**What is expected:** Only lines containing the word "License" belong in the answer; copy each one from the records.

==== Source data ====

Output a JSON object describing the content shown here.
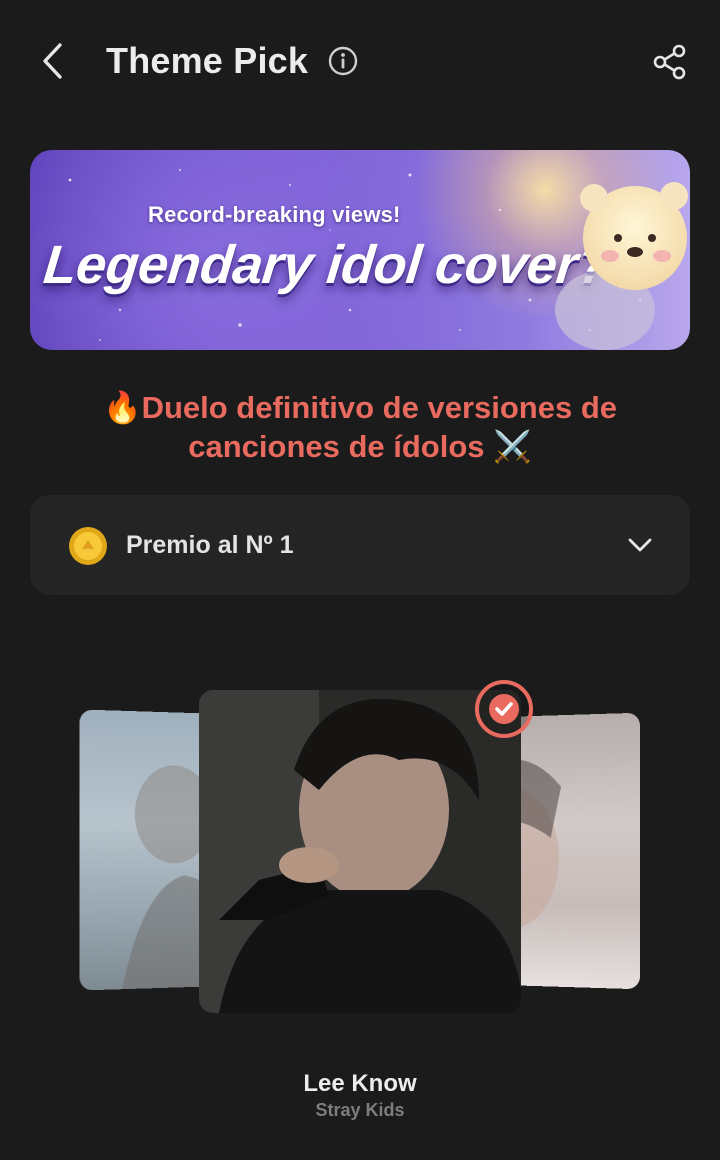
{
  "header": {
    "title": "Theme Pick",
    "back_icon": "chevron-left-icon",
    "info_icon": "info-icon",
    "share_icon": "share-icon"
  },
  "banner": {
    "subtitle": "Record-breaking views!",
    "title": "Legendary idol cover?"
  },
  "headline": {
    "line1": "🔥Duelo definitivo de versiones de",
    "line2": "canciones de ídolos ⚔️"
  },
  "prize": {
    "icon": "coin-icon",
    "label": "Premio al Nº 1",
    "chevron_icon": "chevron-down-icon"
  },
  "carousel": {
    "selected_icon": "check-circle-icon",
    "selected": {
      "name": "Lee Know",
      "group": "Stray Kids"
    }
  },
  "colors": {
    "background": "#1b1b1b",
    "accent": "#e96a5e",
    "card": "#242424"
  }
}
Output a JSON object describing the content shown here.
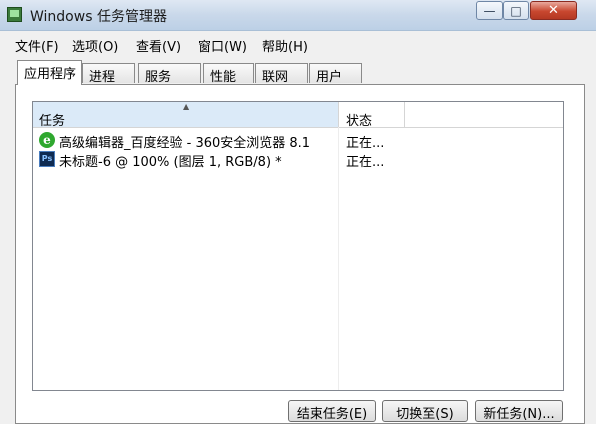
{
  "window": {
    "title": "Windows 任务管理器",
    "btn_minimize": "—",
    "btn_maximize": "□",
    "btn_close": "✕"
  },
  "menu": [
    {
      "label": "文件(F)"
    },
    {
      "label": "选项(O)"
    },
    {
      "label": "查看(V)"
    },
    {
      "label": "窗口(W)"
    },
    {
      "label": "帮助(H)"
    }
  ],
  "tabs": [
    {
      "label": "应用程序",
      "active": true
    },
    {
      "label": "进程",
      "active": false
    },
    {
      "label": "服务",
      "active": false
    },
    {
      "label": "性能",
      "active": false
    },
    {
      "label": "联网",
      "active": false
    },
    {
      "label": "用户",
      "active": false
    }
  ],
  "list": {
    "sort_indicator": "▲",
    "columns": {
      "task": "任务",
      "status": "状态"
    },
    "rows": [
      {
        "icon": "ie-icon",
        "icon_glyph": "e",
        "name": "高级编辑器_百度经验 - 360安全浏览器 8.1",
        "status": "正在..."
      },
      {
        "icon": "photoshop-icon",
        "icon_glyph": "Ps",
        "name": "未标题-6 @ 100% (图层 1, RGB/8) *",
        "status": "正在..."
      }
    ]
  },
  "buttons": {
    "end_task": "结束任务(E)",
    "switch_to": "切换至(S)",
    "new_task": "新任务(N)..."
  }
}
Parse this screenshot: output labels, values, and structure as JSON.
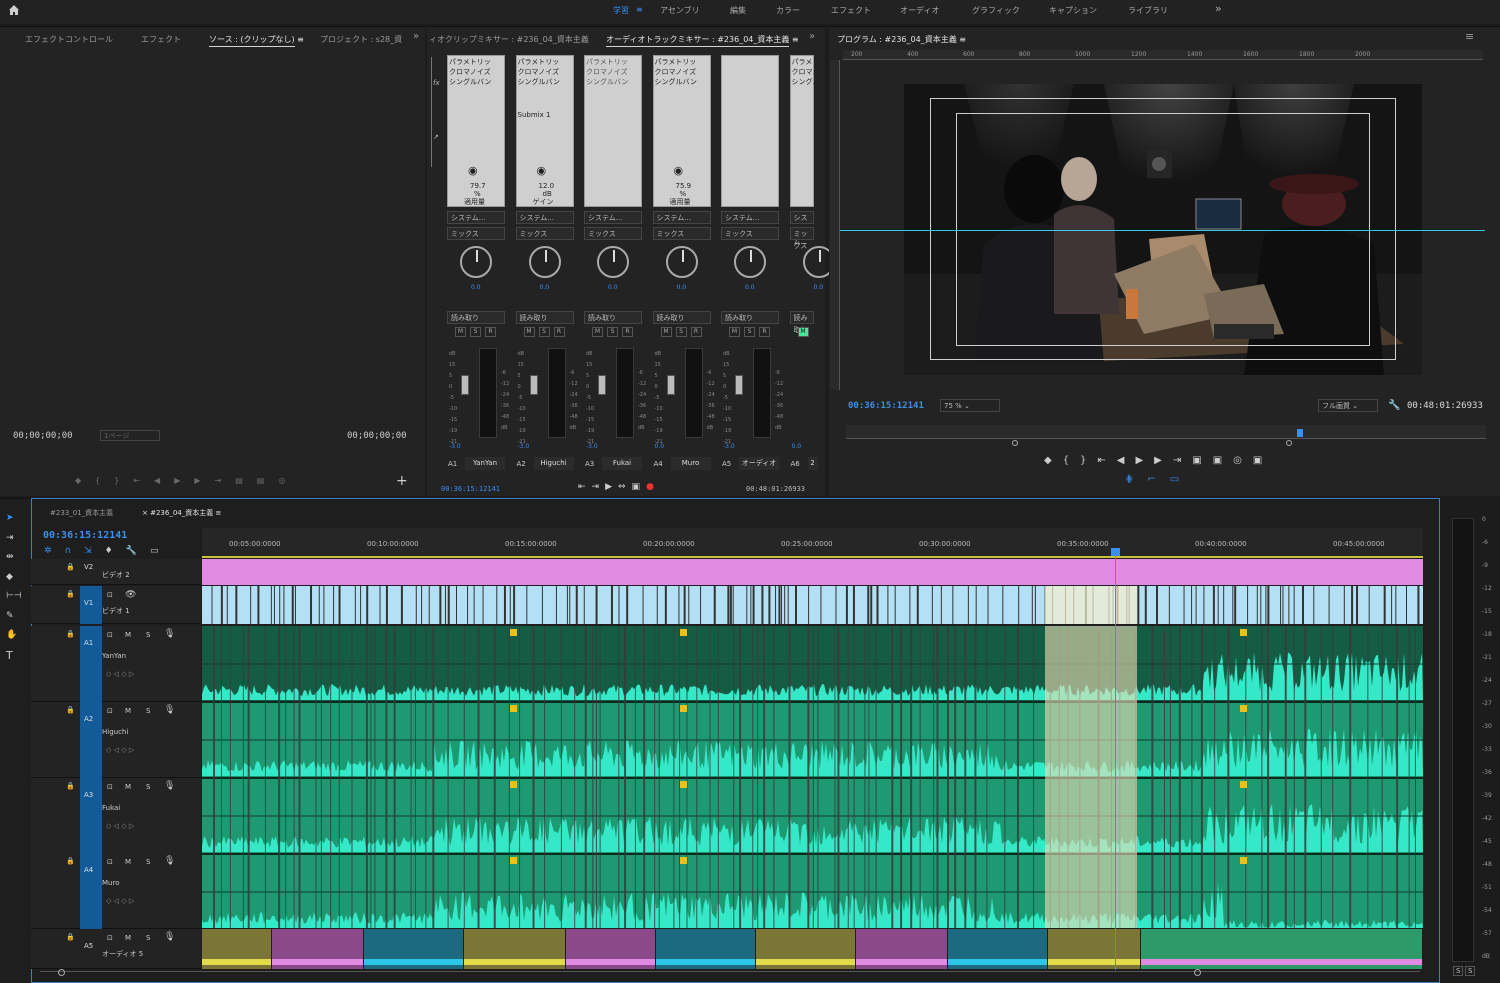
{
  "workspaces": {
    "items": [
      "学習",
      "アセンブリ",
      "編集",
      "カラー",
      "エフェクト",
      "オーディオ",
      "グラフィック",
      "キャプション",
      "ライブラリ"
    ],
    "active": "学習",
    "more": "»"
  },
  "source_panel": {
    "tabs": [
      "エフェクトコントロール",
      "エフェクト",
      "ソース : (クリップなし)",
      "プロジェクト : s28_資"
    ],
    "timecode_in": "00;00;00;00",
    "timecode_out": "00;00;00;00",
    "page": "1ページ"
  },
  "mixer": {
    "tabs": [
      "ィオクリップミキサー : #236_04_資本主義",
      "オーディオトラックミキサー : #236_04_資本主義"
    ],
    "fx_labels": [
      "パラメトリッ",
      "クロマノイズ",
      "シングルバン"
    ],
    "submix": "Submix 1",
    "values": [
      "79.7",
      "12.0",
      "",
      "75.9",
      ""
    ],
    "units": [
      "%",
      "dB",
      "",
      "%",
      ""
    ],
    "value_labels": [
      "適用量",
      "ゲイン",
      "",
      "適用量",
      ""
    ],
    "system": "システム...",
    "mix": "ミックス",
    "pan": "0.0",
    "read": "読み取り",
    "db_values": [
      "-3.0",
      "-3.0",
      "-3.0",
      "0.0",
      "-3.0",
      "0.0"
    ],
    "track_ids": [
      "A1",
      "A2",
      "A3",
      "A4",
      "A5",
      "A6"
    ],
    "track_names": [
      "YanYan",
      "Higuchi",
      "Fukai",
      "Muro",
      "オーディオ",
      "2"
    ],
    "scale": [
      "dB",
      "15",
      "5",
      "0",
      "-5",
      "-10",
      "-15",
      "-19",
      "-21"
    ],
    "right_scale": [
      "-6",
      "-12",
      "-24",
      "-36",
      "-48",
      "dB"
    ],
    "current_time": "00:36:15:12141",
    "duration": "00:48:01:26933"
  },
  "program": {
    "tab": "プログラム : #236_04_資本主義",
    "ruler": [
      "200",
      "400",
      "600",
      "800",
      "1000",
      "1200",
      "1400",
      "1600",
      "1800",
      "2000"
    ],
    "timecode": "00:36:15:12141",
    "zoom": "75 %",
    "quality": "フル画質",
    "duration": "00:48:01:26933",
    "playhead": 0.71
  },
  "timeline": {
    "tabs": [
      "#233_01_資本主義",
      "#236_04_資本主義"
    ],
    "timecode": "00:36:15:12141",
    "ruler": [
      "00:05:00:0000",
      "00:10:00:0000",
      "00:15:00:0000",
      "00:20:00:0000",
      "00:25:00:0000",
      "00:30:00:0000",
      "00:35:00:0000",
      "00:40:00:0000",
      "00:45:00:0000"
    ],
    "tracks": [
      {
        "id": "V2",
        "name": "ビデオ 2"
      },
      {
        "id": "V1",
        "name": "ビデオ 1"
      },
      {
        "id": "A1",
        "name": "YanYan"
      },
      {
        "id": "A2",
        "name": "Higuchi"
      },
      {
        "id": "A3",
        "name": "Fukai"
      },
      {
        "id": "A4",
        "name": "Muro"
      },
      {
        "id": "A5",
        "name": "オーディオ 5"
      }
    ],
    "msr": [
      "M",
      "S"
    ],
    "meter_scale": [
      "0",
      "-6",
      "-9",
      "-12",
      "-15",
      "-18",
      "-21",
      "-24",
      "-27",
      "-30",
      "-33",
      "-36",
      "-39",
      "-42",
      "-45",
      "-48",
      "-51",
      "-54",
      "-57",
      "dB"
    ],
    "solo": [
      "S",
      "S"
    ]
  },
  "colors": {
    "accent": "#3a8ef5",
    "v2": "#dd88dd",
    "v1": "#a9dcf2",
    "audio": "#1fa37a",
    "wave": "#38e8cc",
    "highlight": "#efe3c2"
  }
}
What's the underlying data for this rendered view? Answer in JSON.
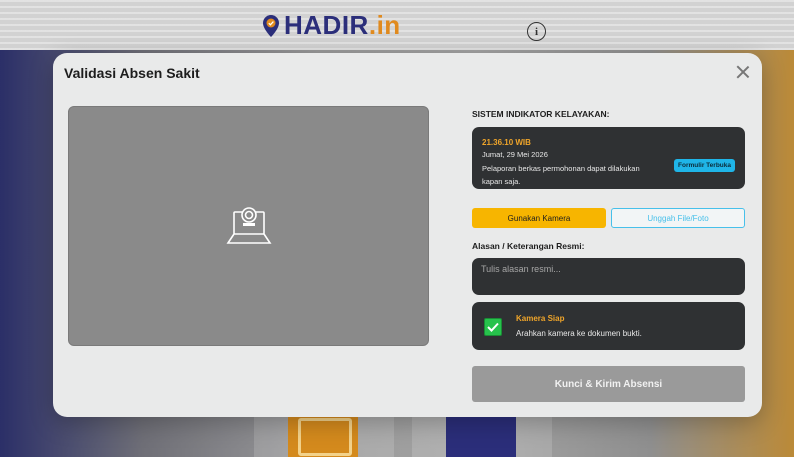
{
  "app": {
    "brand_name": "HADIR",
    "brand_tld": ".in",
    "info_icon": "info-icon"
  },
  "modal": {
    "title": "Validasi Absen Sakit",
    "close_icon": "close-icon",
    "camera_placeholder_icon": "laptop-camera-icon",
    "indikator_label": "SISTEM INDIKATOR KELAYAKAN:",
    "status": {
      "time": "21.36.10 WIB",
      "date": "Jumat, 29 Mei 2026",
      "description": "Pelaporan berkas permohonan dapat dilakukan kapan saja.",
      "badge": "Formulir Terbuka"
    },
    "buttons": {
      "camera": "Gunakan Kamera",
      "upload": "Unggah File/Foto",
      "submit": "Kunci & Kirim Absensi"
    },
    "reason": {
      "label": "Alasan / Keterangan Resmi:",
      "placeholder": "Tulis alasan resmi...",
      "value": ""
    },
    "camera_status": {
      "title": "Kamera Siap",
      "text": "Arahkan kamera ke dokumen bukti.",
      "checked": true
    }
  },
  "colors": {
    "accent_orange": "#f0a52a",
    "accent_yellow": "#f7b500",
    "accent_cyan": "#47c0ea",
    "success_green": "#27c24c",
    "brand_navy": "#2b2e7a"
  }
}
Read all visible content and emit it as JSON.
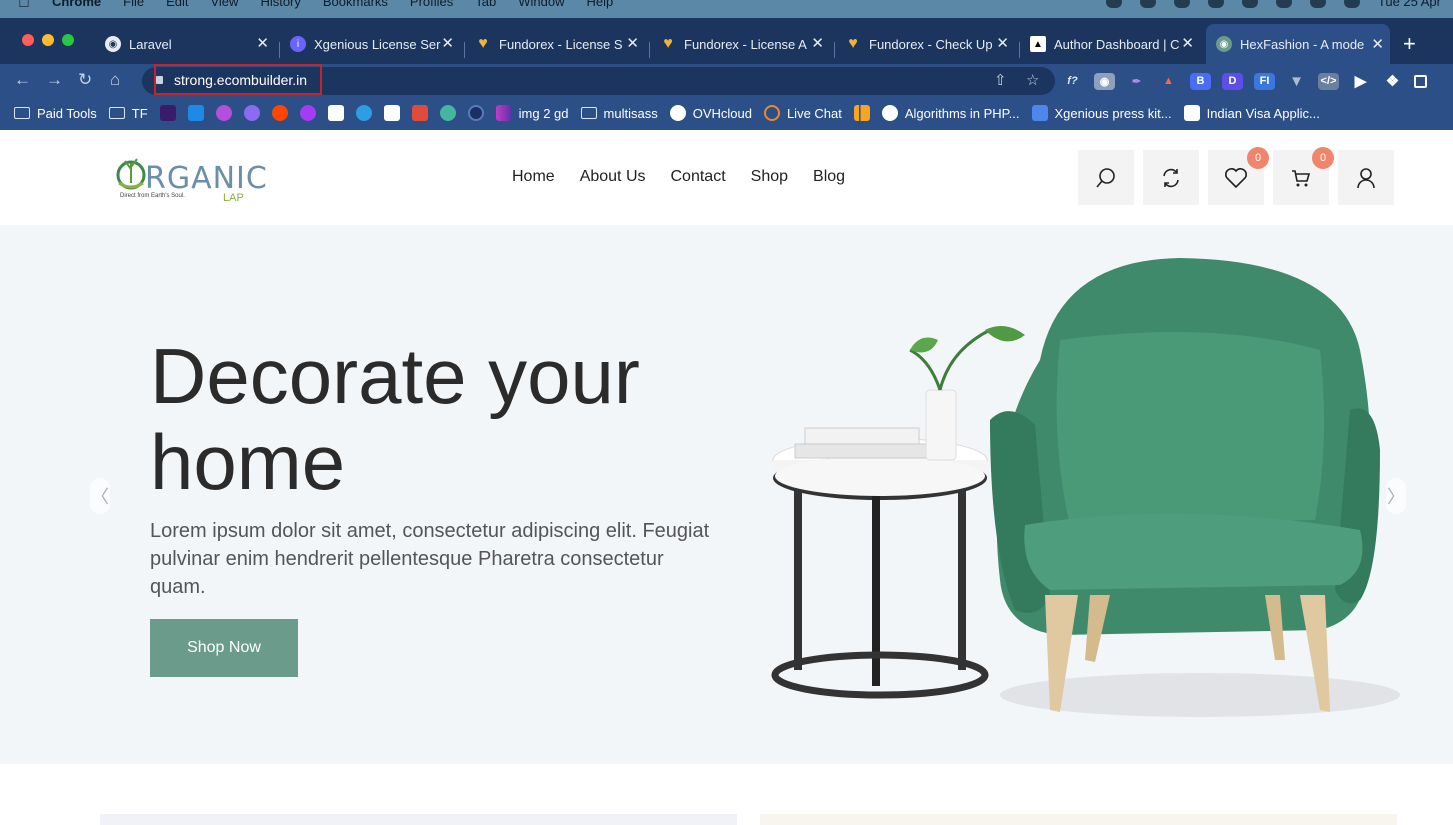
{
  "mac_menu": {
    "items": [
      "Chrome",
      "File",
      "Edit",
      "View",
      "History",
      "Bookmarks",
      "Profiles",
      "Tab",
      "Window",
      "Help"
    ],
    "clock": "Tue 25 Apr"
  },
  "tabs": [
    {
      "title": "Laravel",
      "favicon": "globe-icon",
      "color": "#2b4f86"
    },
    {
      "title": "Xgenious License Ser",
      "favicon": "info-icon",
      "color": "#6c63ff"
    },
    {
      "title": "Fundorex - License S",
      "favicon": "heart-icon",
      "color": "#f5b335"
    },
    {
      "title": "Fundorex - License A",
      "favicon": "heart-icon",
      "color": "#f5b335"
    },
    {
      "title": "Fundorex - Check Up",
      "favicon": "heart-icon",
      "color": "#f5b335"
    },
    {
      "title": "Author Dashboard | C",
      "favicon": "author-icon",
      "color": "#ffffff"
    },
    {
      "title": "HexFashion - A mode",
      "favicon": "globe-icon",
      "color": "#6a9b8b"
    }
  ],
  "address_bar": {
    "url": "strong.ecombuilder.in"
  },
  "bookmarks": [
    {
      "label": "Paid Tools",
      "icon": "folder-icon"
    },
    {
      "label": "TF",
      "icon": "folder-icon"
    },
    {
      "label": "",
      "icon": "x-icon",
      "color": "#3a1b6b"
    },
    {
      "label": "",
      "icon": "chat-icon",
      "color": "#1d8ae8"
    },
    {
      "label": "",
      "icon": "x-logo-icon",
      "color": "#b44fdb"
    },
    {
      "label": "",
      "icon": "bird-icon",
      "color": "#8b6cf0"
    },
    {
      "label": "",
      "icon": "reddit-icon",
      "color": "#ff4500"
    },
    {
      "label": "",
      "icon": "messenger-icon",
      "color": "#a33cf3"
    },
    {
      "label": "",
      "icon": "author-icon",
      "color": "#ffffff"
    },
    {
      "label": "",
      "icon": "swirl-icon",
      "color": "#2d9de6"
    },
    {
      "label": "",
      "icon": "cl-icon",
      "color": "#ffffff"
    },
    {
      "label": "",
      "icon": "it-icon",
      "color": "#e04b3c"
    },
    {
      "label": "",
      "icon": "cloud-icon",
      "color": "#46b6a0"
    },
    {
      "label": "",
      "icon": "circle-icon",
      "color": "#1b2e66"
    },
    {
      "label": "img 2 gd",
      "icon": "gradient-icon",
      "color": "#c23cc7"
    },
    {
      "label": "multisass",
      "icon": "folder-icon"
    },
    {
      "label": "OVHcloud",
      "icon": "ovh-icon",
      "color": "#ffffff"
    },
    {
      "label": "Live Chat",
      "icon": "livechat-icon",
      "color": "#f0862f"
    },
    {
      "label": "",
      "icon": "bars-icon",
      "color": "#f4a623"
    },
    {
      "label": "Algorithms in PHP...",
      "icon": "wordpress-icon",
      "color": "#ffffff"
    },
    {
      "label": "Xgenious press kit...",
      "icon": "doc-icon",
      "color": "#4f86ec"
    },
    {
      "label": "Indian Visa Applic...",
      "icon": "nic-icon",
      "color": "#ffffff"
    }
  ],
  "site": {
    "logo_text": "RGANIC",
    "logo_tagline": "Direct from Earth's Soul.",
    "logo_sub": "LAP",
    "nav": [
      "Home",
      "About Us",
      "Contact",
      "Shop",
      "Blog"
    ],
    "wishlist_count": "0",
    "cart_count": "0"
  },
  "hero": {
    "title_line1": "Decorate your",
    "title_line2": "home",
    "text": "Lorem ipsum dolor sit amet, consectetur adipiscing elit. Feugiat pulvinar enim hendrerit pellentesque Pharetra consectetur quam.",
    "button": "Shop Now",
    "prev_arrow": "〈",
    "next_arrow": "〉"
  },
  "colors": {
    "chrome_bg": "#1c355e",
    "toolbar_bg": "#2b4f86",
    "accent": "#6a9b8b",
    "badge": "#f0856b",
    "hero_bg": "#f3f6f9"
  }
}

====

**Your solution:**
      "title": "Xgenious License Ser",
      "title": "Fundorex - License S",
      "title": "Fundorex - License A",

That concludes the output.